Flagler County will take down the first of 10 billboards from the Scenic A1A Byway. It will come down January 13 and the public is invited to attend.
Palm Coast, FL – January 8, 2014 – Starting next week and over the next three years, Flagler County will permanently remove 10 billboards from along S.R. A1A to improve the views along this Scenic Byway. At 3 p.m. Monday, January 13, commissioners will tear down a billboard on S.R. A1A opening the view for amazing natural landscape. The public is invited to attend the event on S.R. A1A just south of Jungle Hut Road.
It won’t be your traditional ceremony, but one in which the commissioners and citizens will literally grab a rope and pull down a billboard. It is a fitting finale to a 20 year effort by County government and citizen volunteers to preserve the beauty of the area which is source of local pride.
“The A1A Coastal and Scenic Byway is such a treasure along our coastline,” County Commission Chairman George Hanns, said. “We need to do everything we can to restore the natural scenery of the area.”
The billboards are a holdover from the early tourism days in Florida when billboards were the best means of grabbing the attention of passing tourist. Today the signs are used mostly by real estate companies to sell a piece of Florida lifestyle. The billboards block the view of the rare coastal oak hammock that has disappeared through most of Florida as a result of residential construction.
The 72 miles of historic highway hugs the coastline in Flagler County. Large oaks and red cedar form a canopy and soften the light and provide a cool respite on a warm summers’ day. A leisurely drive along this section of S.R. A1A gives you a glimpse of old Florida, before theme parks and gated communities dotted the state.
The scenery didn’t just accidentally remain in place. Flagler County worked with state and federal agencies to create a coastal Greenway in 1993 centered on S.R. A1A, the beaches, the estuaries and the Intracoastal Waterway.
The County, along with the support of citizen volunteers, fought to keep surrounding development from widening the roadway to a four lane swath that would destroy the canopy of trees. The County also created a separate zoning district for the community known as The Hammock, to preserve the scenic beauty. In 2002, 72 miles of the coastal highway, from St. Augustine into Flagler County was designated a National Scenic Byway.

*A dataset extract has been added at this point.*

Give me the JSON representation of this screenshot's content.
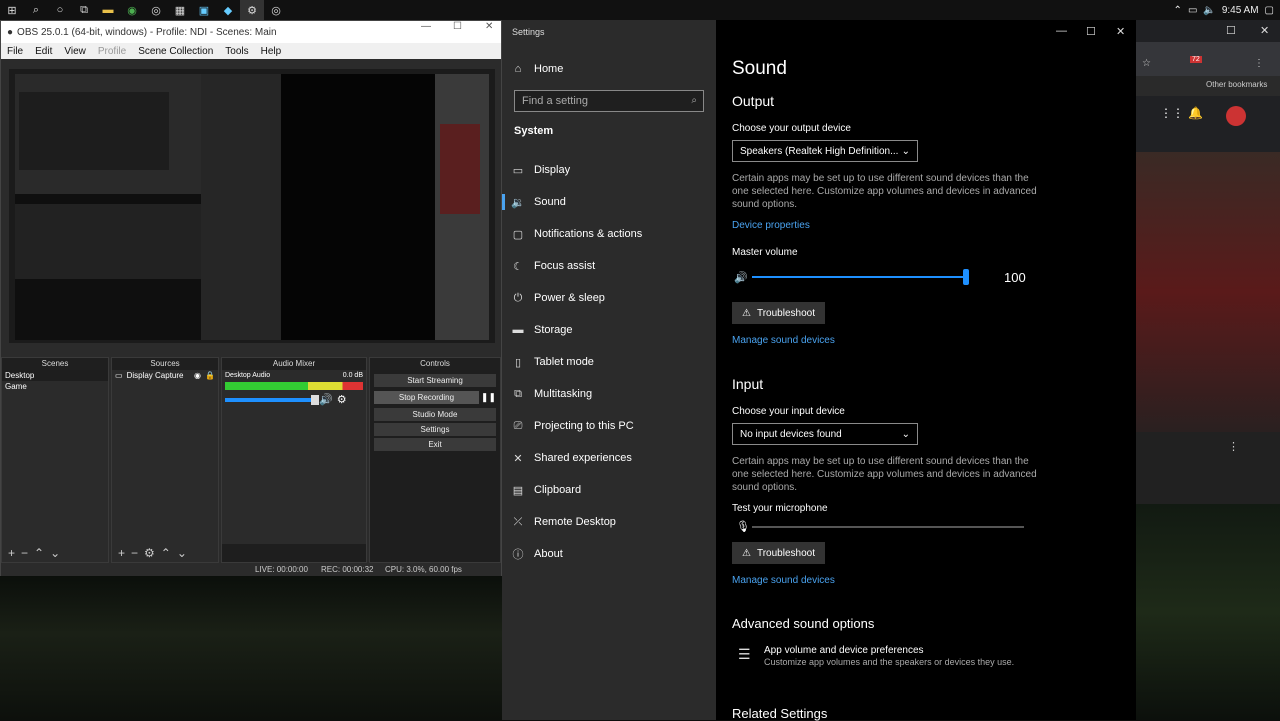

Flagler County paid $80,000 for the 10 billboards along the highway. “It was money well spent to preserve this beautiful piece of Florida,” Hanns said.